=== GOAL OF THE EXERCISE ===
Only lines containing the word "работе" are needed; pull them out of the material.

=== DATA LISTING ===
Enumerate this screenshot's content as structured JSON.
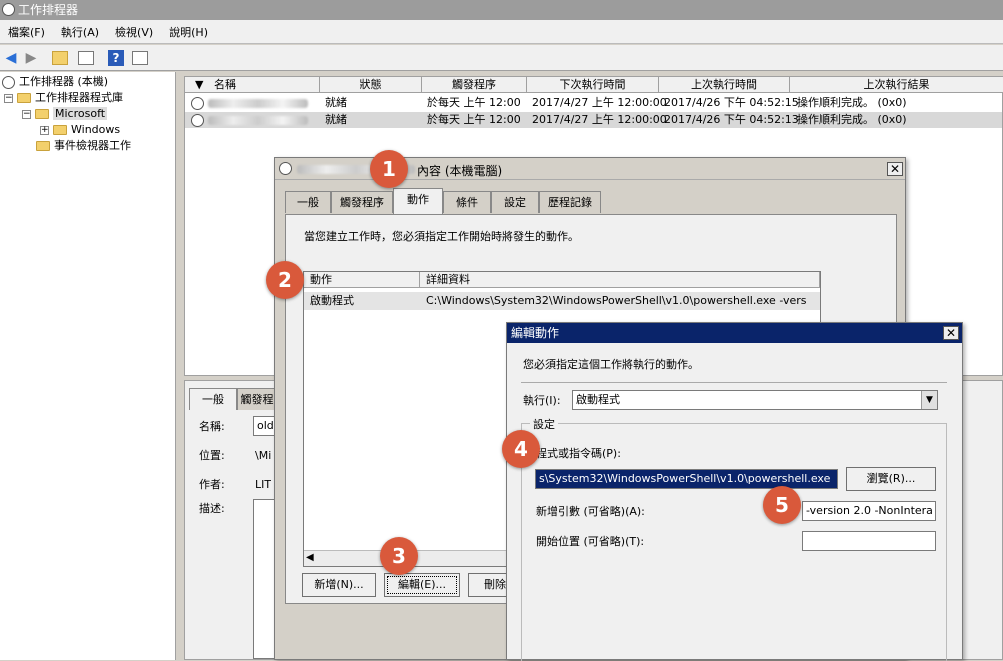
{
  "window": {
    "title": "工作排程器"
  },
  "menu": [
    "檔案(F)",
    "執行(A)",
    "檢視(V)",
    "說明(H)"
  ],
  "tree": {
    "root": "工作排程器 (本機)",
    "library": "工作排程器程式庫",
    "microsoft": "Microsoft",
    "windows": "Windows",
    "eventviewer": "事件檢視器工作"
  },
  "list": {
    "headers": [
      "名稱",
      "狀態",
      "觸發程序",
      "下次執行時間",
      "上次執行時間",
      "上次執行結果"
    ],
    "rows": [
      {
        "status": "就緒",
        "trigger": "於每天 上午 12:00",
        "next": "2017/4/27 上午 12:00:00",
        "last": "2017/4/26 下午 04:52:15",
        "result": "操作順利完成。 (0x0)"
      },
      {
        "status": "就緒",
        "trigger": "於每天 上午 12:00",
        "next": "2017/4/27 上午 12:00:00",
        "last": "2017/4/26 下午 04:52:13",
        "result": "操作順利完成。 (0x0)"
      }
    ]
  },
  "lower": {
    "tabs": [
      "一般",
      "觸發程"
    ],
    "labels": [
      "名稱:",
      "位置:",
      "作者:",
      "描述:"
    ],
    "values": [
      "old",
      "\\Mi",
      "LIT"
    ]
  },
  "props": {
    "title_suffix": "內容 (本機電腦)",
    "tabs": [
      "一般",
      "觸發程序",
      "動作",
      "條件",
      "設定",
      "歷程記錄"
    ],
    "desc": "當您建立工作時，您必須指定工作開始時將發生的動作。",
    "col_action": "動作",
    "col_detail": "詳細資料",
    "row_action": "啟動程式",
    "row_detail": "C:\\Windows\\System32\\WindowsPowerShell\\v1.0\\powershell.exe -vers",
    "btn_new": "新增(N)...",
    "btn_edit": "編輯(E)...",
    "btn_delete": "刪除"
  },
  "edit": {
    "title": "編輯動作",
    "desc": "您必須指定這個工作將執行的動作。",
    "action_label": "執行(I):",
    "action_value": "啟動程式",
    "group": "設定",
    "program_label": "程式或指令碼(P):",
    "program_value": "s\\System32\\WindowsPowerShell\\v1.0\\powershell.exe",
    "browse": "瀏覽(R)...",
    "args_label": "新增引數 (可省略)(A):",
    "args_value": "-version 2.0 -NonIntera",
    "start_label": "開始位置 (可省略)(T):",
    "start_value": ""
  },
  "markers": [
    "1",
    "2",
    "3",
    "4",
    "5"
  ]
}
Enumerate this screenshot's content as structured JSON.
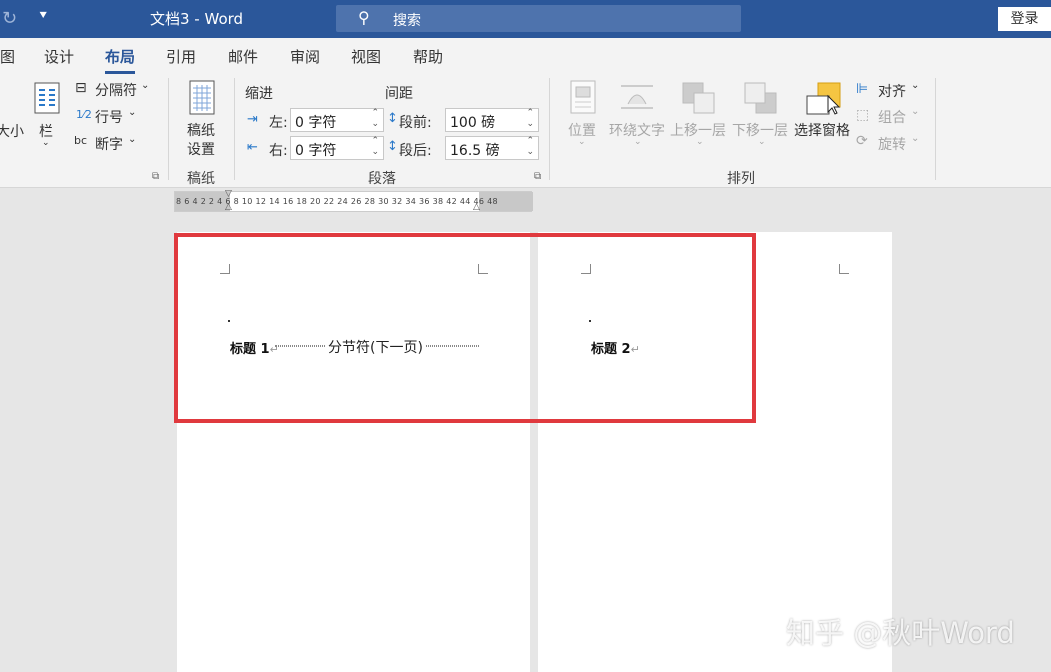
{
  "titlebar": {
    "doc_title": "文档3  -  Word",
    "search_placeholder": "搜索",
    "login_label": "登录"
  },
  "tabs": [
    {
      "label": "图"
    },
    {
      "label": "设计"
    },
    {
      "label": "布局",
      "active": true
    },
    {
      "label": "引用"
    },
    {
      "label": "邮件"
    },
    {
      "label": "审阅"
    },
    {
      "label": "视图"
    },
    {
      "label": "帮助"
    }
  ],
  "ribbon": {
    "page_setup": {
      "size_partial": "大小",
      "columns": "栏",
      "breaks": "分隔符",
      "line_numbers": "行号",
      "hyphenation": "断字"
    },
    "manuscript": {
      "button": "稿纸\n设置",
      "button_line1": "稿纸",
      "button_line2": "设置",
      "group_label": "稿纸"
    },
    "paragraph": {
      "indent_label": "缩进",
      "spacing_label": "间距",
      "left_label": "左:",
      "right_label": "右:",
      "left_value": "0 字符",
      "right_value": "0 字符",
      "before_label": "段前:",
      "after_label": "段后:",
      "before_value": "100 磅",
      "after_value": "16.5 磅",
      "group_label": "段落"
    },
    "arrange": {
      "position": "位置",
      "wrap_text": "环绕文字",
      "bring_forward": "上移一层",
      "send_backward": "下移一层",
      "selection_pane": "选择窗格",
      "align": "对齐",
      "group": "组合",
      "rotate": "旋转",
      "group_label": "排列"
    }
  },
  "ruler": {
    "numbers": "8  6  4  2          2   4   6   8  10 12 14 16 18 20 22 24 26 28 30 32 34 36 38          42 44 46 48"
  },
  "document": {
    "page1_heading": "标题 1",
    "section_break": "分节符(下一页)",
    "page2_heading": "标题 2"
  },
  "watermark": "知乎 @秋叶Word",
  "colors": {
    "accent": "#2b579a",
    "highlight_border": "#e0393e"
  }
}
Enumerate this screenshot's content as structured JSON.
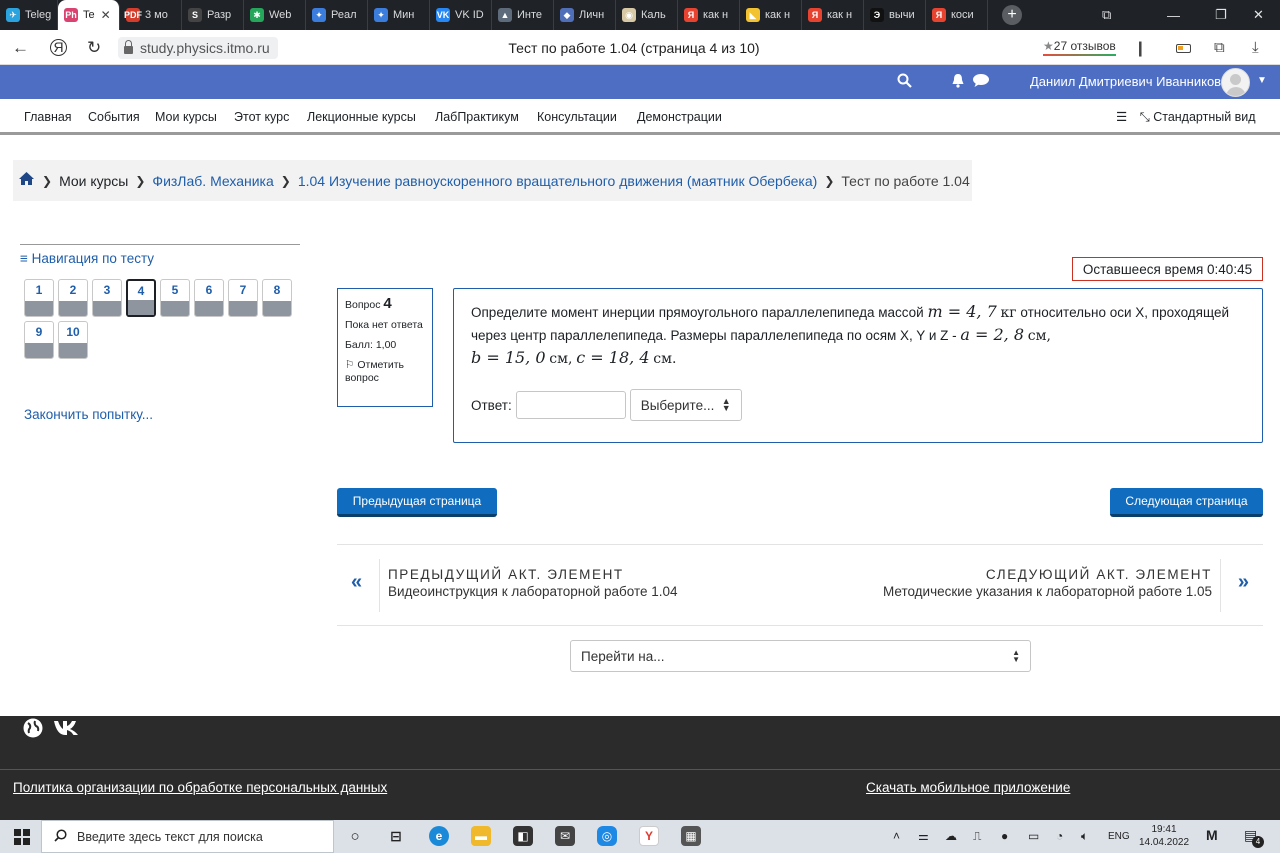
{
  "browser": {
    "tabs": [
      {
        "label": "Teleg",
        "color": "#2aa3df",
        "glyph": "✈"
      },
      {
        "label": "Te",
        "color": "#d9436f",
        "glyph": "Ph",
        "active": true
      },
      {
        "label": "3 мо",
        "color": "#d43c2c",
        "glyph": "PDF"
      },
      {
        "label": "Разр",
        "color": "#444",
        "glyph": "S"
      },
      {
        "label": "Web",
        "color": "#26a65b",
        "glyph": "✱"
      },
      {
        "label": "Реал",
        "color": "#3b7ddd",
        "glyph": "✦"
      },
      {
        "label": "Мин",
        "color": "#3b7ddd",
        "glyph": "✦"
      },
      {
        "label": "VK ID",
        "color": "#2787f5",
        "glyph": "VK"
      },
      {
        "label": "Инте",
        "color": "#5d6b7a",
        "glyph": "▲"
      },
      {
        "label": "Личн",
        "color": "#4f6fb8",
        "glyph": "◆"
      },
      {
        "label": "Каль",
        "color": "#d8c9a6",
        "glyph": "◉"
      },
      {
        "label": "как н",
        "color": "#e64331",
        "glyph": "Я"
      },
      {
        "label": "как н",
        "color": "#f2c230",
        "glyph": "◣"
      },
      {
        "label": "как н",
        "color": "#e64331",
        "glyph": "Я"
      },
      {
        "label": "вычи",
        "color": "#111",
        "glyph": "Э"
      },
      {
        "label": "коси",
        "color": "#e64331",
        "glyph": "Я"
      }
    ],
    "new_tab": "+",
    "url": "study.physics.itmo.ru",
    "page_title": "Тест по работе 1.04 (страница 4 из 10)",
    "reviews": "27 отзывов"
  },
  "header": {
    "user_name": "Даниил Дмитриевич Иванников"
  },
  "subnav": {
    "items": [
      "Главная",
      "События",
      "Мои курсы",
      "Этот курс",
      "Лекционные курсы",
      "ЛабПрактикум",
      "Консультации",
      "Демонстрации"
    ],
    "standard_view": "Стандартный вид"
  },
  "breadcrumb": {
    "items": [
      "Мои курсы",
      "ФизЛаб. Механика",
      "1.04 Изучение равноускоренного вращательного движения (маятник Обербека)",
      "Тест по работе 1.04"
    ]
  },
  "quiz_nav": {
    "title": "Навигация по тесту",
    "buttons": [
      "1",
      "2",
      "3",
      "4",
      "5",
      "6",
      "7",
      "8",
      "9",
      "10"
    ],
    "current": "4",
    "finish": "Закончить попытку..."
  },
  "timer": "Оставшееся время 0:40:45",
  "question": {
    "label": "Вопрос",
    "number": "4",
    "status": "Пока нет ответа",
    "score": "Балл: 1,00",
    "flag": "Отметить вопрос",
    "text_part1": "Определите момент инерции прямоугольного параллелепипеда массой",
    "mass_math": "m = 4, 7",
    "mass_unit": "кг",
    "text_part2": "относительно оси X, проходящей через центр параллелепипеда. Размеры параллелепипеда по осям X, Y и Z -",
    "a_math": "a = 2, 8",
    "a_unit": "см,",
    "b_math": "b = 15, 0",
    "b_unit": "см,",
    "c_math": "c = 18, 4",
    "c_unit": "см.",
    "answer_label": "Ответ:",
    "answer_value": "",
    "unit_select": "Выберите..."
  },
  "buttons": {
    "prev_page": "Предыдущая страница",
    "next_page": "Следующая страница"
  },
  "activity_nav": {
    "prev_heading": "ПРЕДЫДУЩИЙ АКТ. ЭЛЕМЕНТ",
    "prev_link": "Видеоинструкция к лабораторной работе 1.04",
    "next_heading": "СЛЕДУЮЩИЙ АКТ. ЭЛЕМЕНТ",
    "next_link": "Методические указания к лабораторной работе 1.05",
    "jump_to": "Перейти на..."
  },
  "footer": {
    "privacy": "Политика организации по обработке персональных данных",
    "mobile_app": "Скачать мобильное приложение"
  },
  "taskbar": {
    "search_placeholder": "Введите здесь текст для поиска",
    "lang": "ENG",
    "time": "19:41",
    "date": "14.04.2022",
    "notifications": "4"
  }
}
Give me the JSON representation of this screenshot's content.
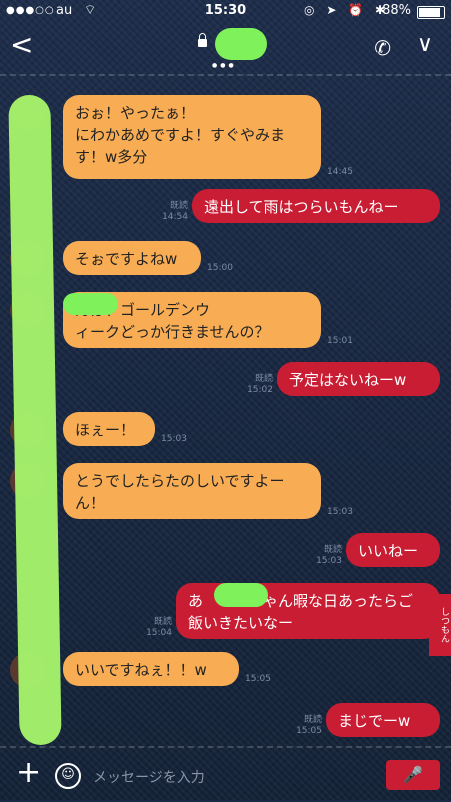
{
  "status_bar": {
    "signal": "●●●○○",
    "carrier": "au",
    "wifi": "⌔",
    "time": "15:30",
    "icons": "◎ ➤ ⏰ ✱",
    "battery": "88%",
    "battery_level": 0.88
  },
  "header": {
    "back": "<",
    "pager": "●●●",
    "call": "✆",
    "expand": "∨"
  },
  "messages": [
    {
      "dir": "in",
      "text": "おぉ！やったぁ！\nにわかあめですよ！すぐやみま\nす！w多分",
      "time": "14:45",
      "read": ""
    },
    {
      "dir": "out",
      "text": "遠出して雨はつらいもんねー",
      "time": "14:54",
      "read": "既読"
    },
    {
      "dir": "in",
      "text": "そぉですよねw",
      "time": "15:00",
      "read": ""
    },
    {
      "dir": "in",
      "text": "んは、ゴールデンウ\nィークどっか行きませんの？",
      "time": "15:01",
      "read": ""
    },
    {
      "dir": "out",
      "text": "予定はないねーw",
      "time": "15:02",
      "read": "既読"
    },
    {
      "dir": "in",
      "text": "ほぇー！",
      "time": "15:03",
      "read": ""
    },
    {
      "dir": "in",
      "text": "とうでしたらたのしいですよー\nん！",
      "time": "15:03",
      "read": ""
    },
    {
      "dir": "out",
      "text": "いいねー",
      "time": "15:03",
      "read": "既読"
    },
    {
      "dir": "out",
      "text": "あ　　　ちゃん暇な日あったらご\n飯いきたいなー",
      "time": "15:04",
      "read": "既読"
    },
    {
      "dir": "in",
      "text": "いいですねぇ！！w",
      "time": "15:05",
      "read": ""
    },
    {
      "dir": "out",
      "text": "まじでーw",
      "time": "15:05",
      "read": "既読"
    }
  ],
  "side_tab": "しつもん",
  "composer": {
    "plus": "+",
    "emoji": "☺",
    "placeholder": "メッセージを入力",
    "mic": "🎤"
  }
}
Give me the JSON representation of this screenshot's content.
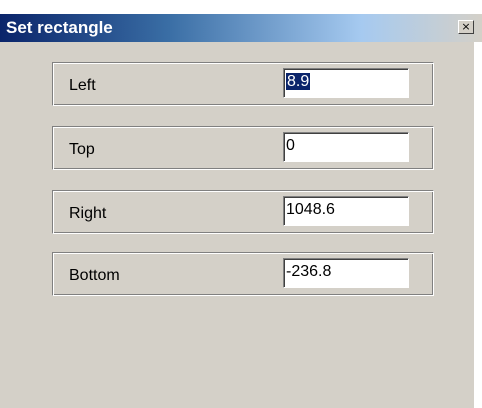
{
  "window": {
    "title": "Set rectangle",
    "close_label": "×"
  },
  "fields": [
    {
      "label": "Left",
      "value": "8.9",
      "selected": true
    },
    {
      "label": "Top",
      "value": "0"
    },
    {
      "label": "Right",
      "value": "1048.6"
    },
    {
      "label": "Bottom",
      "value": "-236.8"
    }
  ],
  "colors": {
    "title_start": "#0a246a",
    "title_end": "#a6caf0",
    "face": "#d4d0c8",
    "selection": "#0a246a"
  }
}
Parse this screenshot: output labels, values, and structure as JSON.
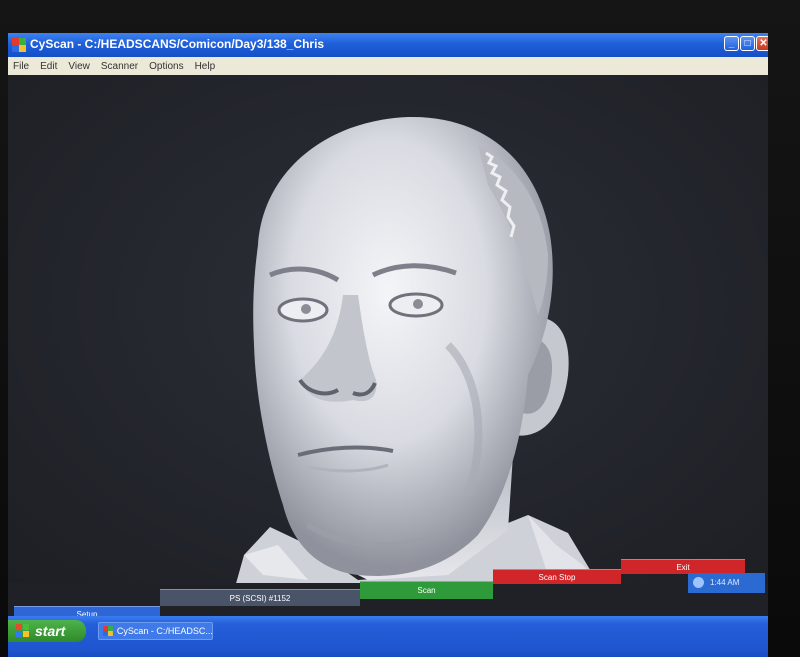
{
  "window": {
    "title": "CyScan - C:/HEADSCANS/Comicon/Day3/138_Chris",
    "app_icon": "cyscan-app-icon",
    "controls": {
      "minimize": "_",
      "maximize": "□",
      "close": "✕"
    }
  },
  "menu": {
    "items": [
      {
        "label": "File"
      },
      {
        "label": "Edit"
      },
      {
        "label": "View"
      },
      {
        "label": "Scanner"
      },
      {
        "label": "Options"
      },
      {
        "label": "Help"
      }
    ]
  },
  "viewport": {
    "content": "3d-head-scan-render"
  },
  "controls": {
    "setup": {
      "label": "Setup",
      "color": "#2f66d6"
    },
    "port": {
      "label": "PS (SCSI) #1152",
      "color": "#4a5468"
    },
    "scan": {
      "label": "Scan",
      "color": "#2e9a3a"
    },
    "scan_stop": {
      "label": "Scan Stop",
      "color": "#d0262a"
    },
    "exit": {
      "label": "Exit",
      "color": "#d0262a"
    }
  },
  "tray": {
    "time": "1:44 AM"
  },
  "taskbar": {
    "start_label": "start",
    "task_label": "CyScan - C:/HEADSC..."
  },
  "colors": {
    "titlebar": "#1f5fd8",
    "menubar": "#ece9d8",
    "viewport_bg": "#23252c",
    "mesh": "#dfe0e6"
  }
}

=== REPLY TO THE EXERCISE ===
    "page_title": "Тест по работе 1.04 (страница 4 из 10)",
      "Тест по работе 1.04"
    "prev_link": "Видеоинструкция к лабораторной работе 1.04",
    "next_link": "Методические указания к лабораторной работе 1.05",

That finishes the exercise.